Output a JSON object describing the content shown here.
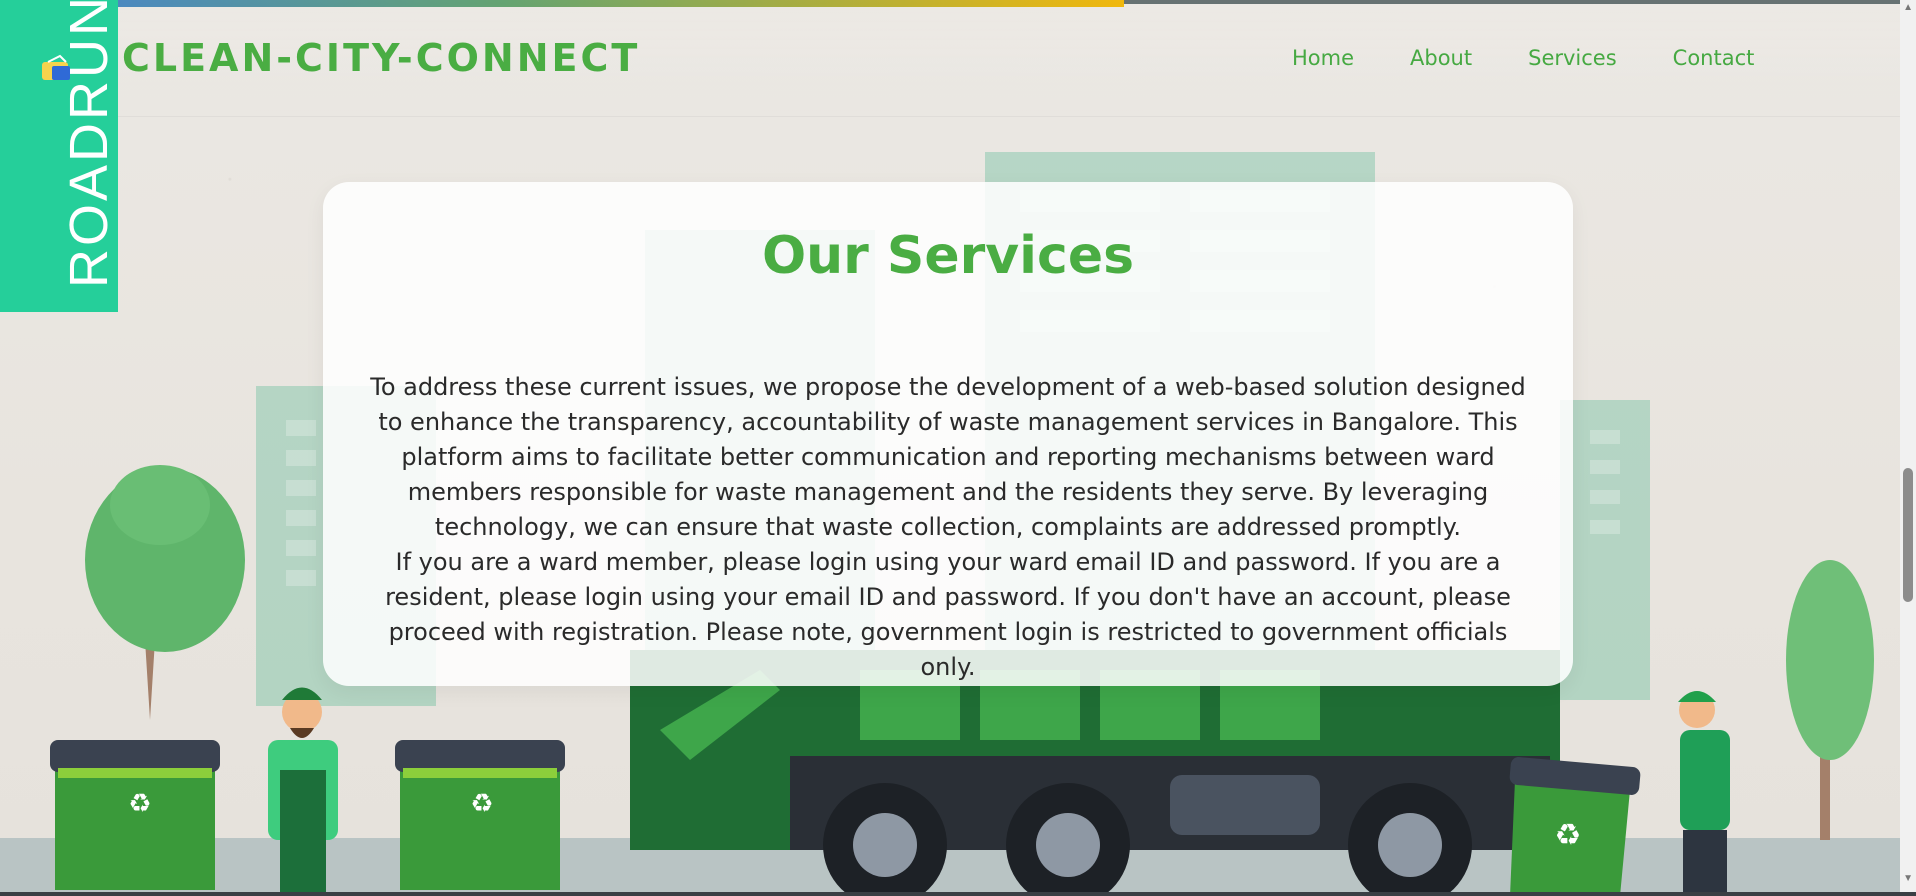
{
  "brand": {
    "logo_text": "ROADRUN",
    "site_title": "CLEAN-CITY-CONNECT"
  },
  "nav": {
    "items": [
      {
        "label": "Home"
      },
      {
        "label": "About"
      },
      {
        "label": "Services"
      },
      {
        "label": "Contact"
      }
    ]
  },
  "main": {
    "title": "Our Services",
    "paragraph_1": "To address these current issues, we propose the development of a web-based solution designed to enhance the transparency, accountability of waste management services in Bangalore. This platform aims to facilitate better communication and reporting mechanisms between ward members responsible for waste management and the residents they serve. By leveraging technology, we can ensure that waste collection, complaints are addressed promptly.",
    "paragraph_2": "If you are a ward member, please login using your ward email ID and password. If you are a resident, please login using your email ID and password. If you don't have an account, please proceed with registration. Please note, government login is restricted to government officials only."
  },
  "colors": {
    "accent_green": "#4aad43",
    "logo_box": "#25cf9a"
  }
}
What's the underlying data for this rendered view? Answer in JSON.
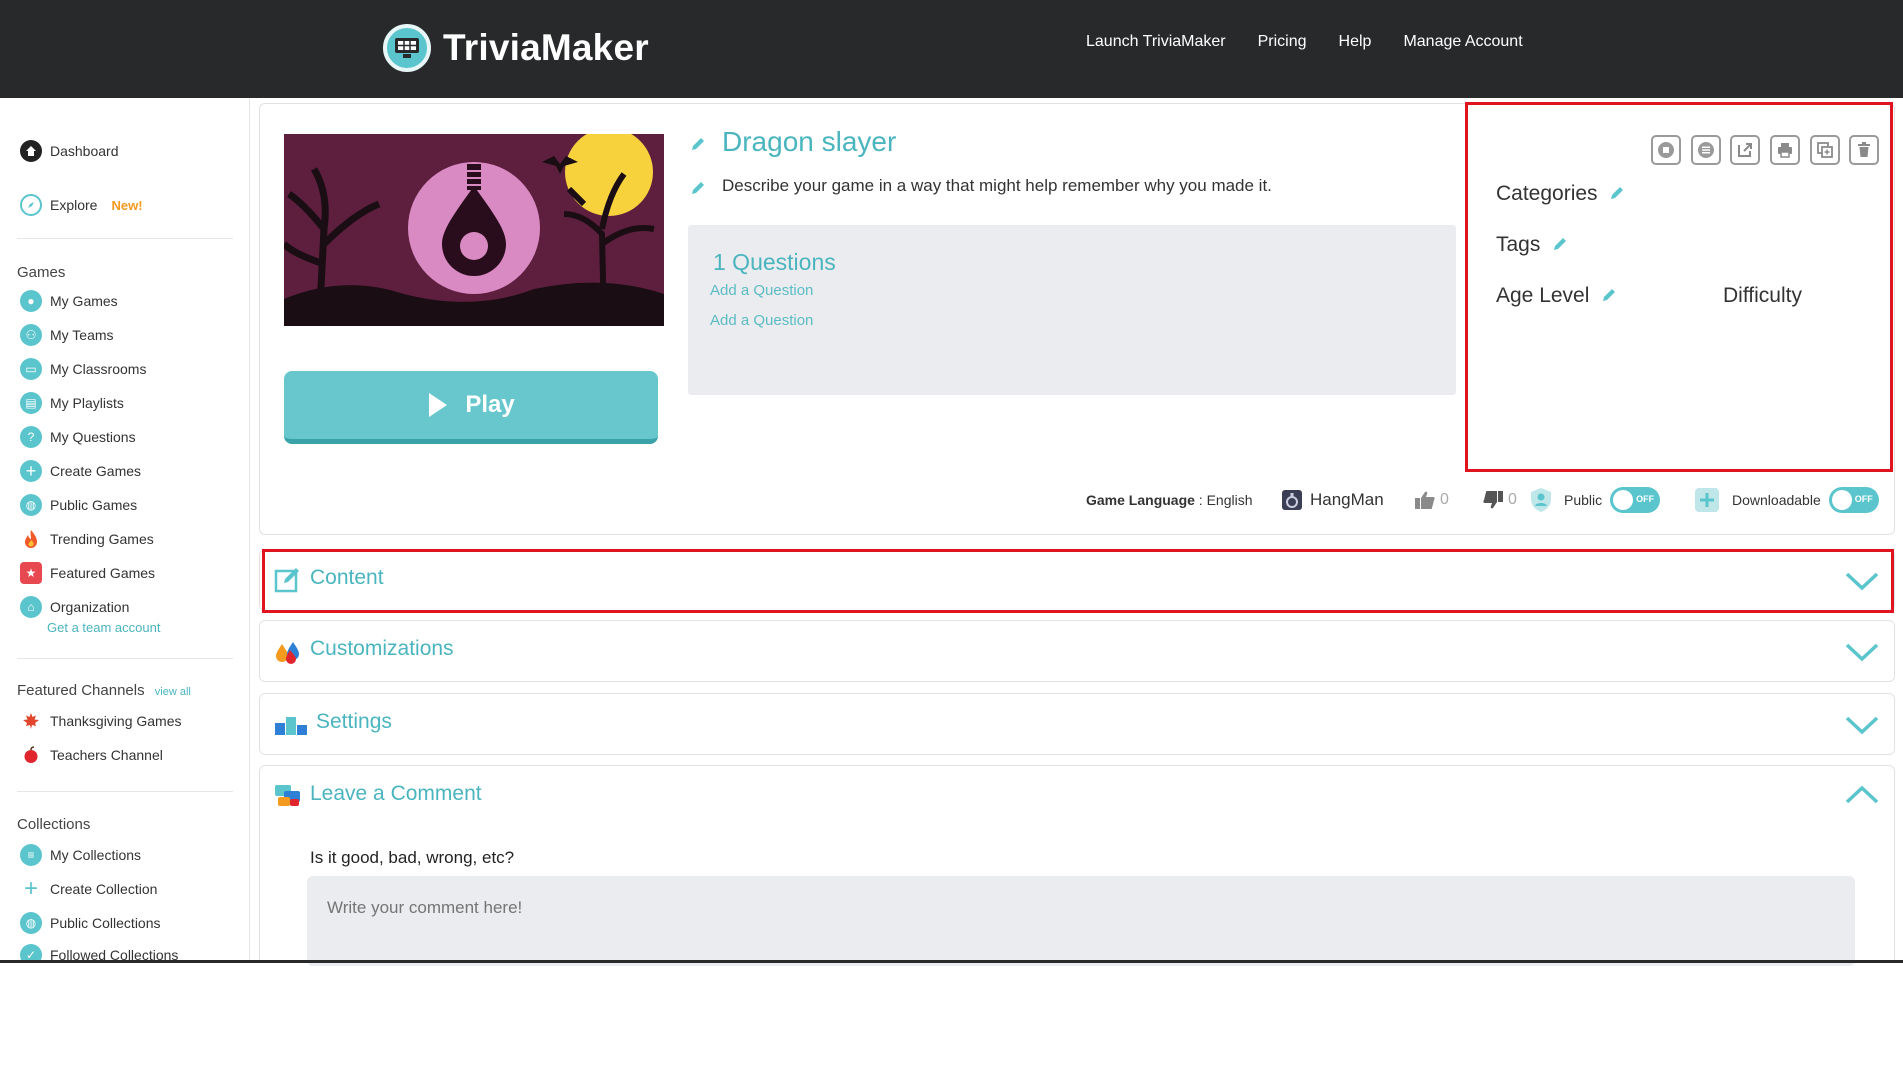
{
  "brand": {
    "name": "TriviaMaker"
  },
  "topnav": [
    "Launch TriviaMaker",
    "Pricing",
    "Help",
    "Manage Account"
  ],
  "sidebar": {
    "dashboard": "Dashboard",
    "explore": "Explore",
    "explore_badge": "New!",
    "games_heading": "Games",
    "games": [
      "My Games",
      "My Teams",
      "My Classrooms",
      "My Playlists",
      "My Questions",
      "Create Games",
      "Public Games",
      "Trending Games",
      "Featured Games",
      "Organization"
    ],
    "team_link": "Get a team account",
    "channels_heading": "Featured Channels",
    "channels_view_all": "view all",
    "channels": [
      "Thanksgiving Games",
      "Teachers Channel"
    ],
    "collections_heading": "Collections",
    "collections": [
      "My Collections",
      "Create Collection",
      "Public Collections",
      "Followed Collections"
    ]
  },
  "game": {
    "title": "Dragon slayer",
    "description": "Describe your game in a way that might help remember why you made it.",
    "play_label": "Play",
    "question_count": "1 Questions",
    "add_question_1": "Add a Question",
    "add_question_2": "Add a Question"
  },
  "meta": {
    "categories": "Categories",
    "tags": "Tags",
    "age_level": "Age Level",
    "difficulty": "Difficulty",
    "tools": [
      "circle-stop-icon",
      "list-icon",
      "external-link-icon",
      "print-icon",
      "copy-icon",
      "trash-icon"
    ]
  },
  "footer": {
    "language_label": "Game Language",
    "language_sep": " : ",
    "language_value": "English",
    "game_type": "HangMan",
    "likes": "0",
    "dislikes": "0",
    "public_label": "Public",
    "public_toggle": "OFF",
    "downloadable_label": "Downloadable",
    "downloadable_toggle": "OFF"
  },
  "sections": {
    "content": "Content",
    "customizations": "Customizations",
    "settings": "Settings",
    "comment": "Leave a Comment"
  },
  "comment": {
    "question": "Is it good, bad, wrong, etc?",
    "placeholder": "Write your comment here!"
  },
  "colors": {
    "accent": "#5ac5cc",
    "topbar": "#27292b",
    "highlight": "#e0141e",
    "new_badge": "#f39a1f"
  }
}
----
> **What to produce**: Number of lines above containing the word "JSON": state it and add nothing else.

> **Written answer**: 2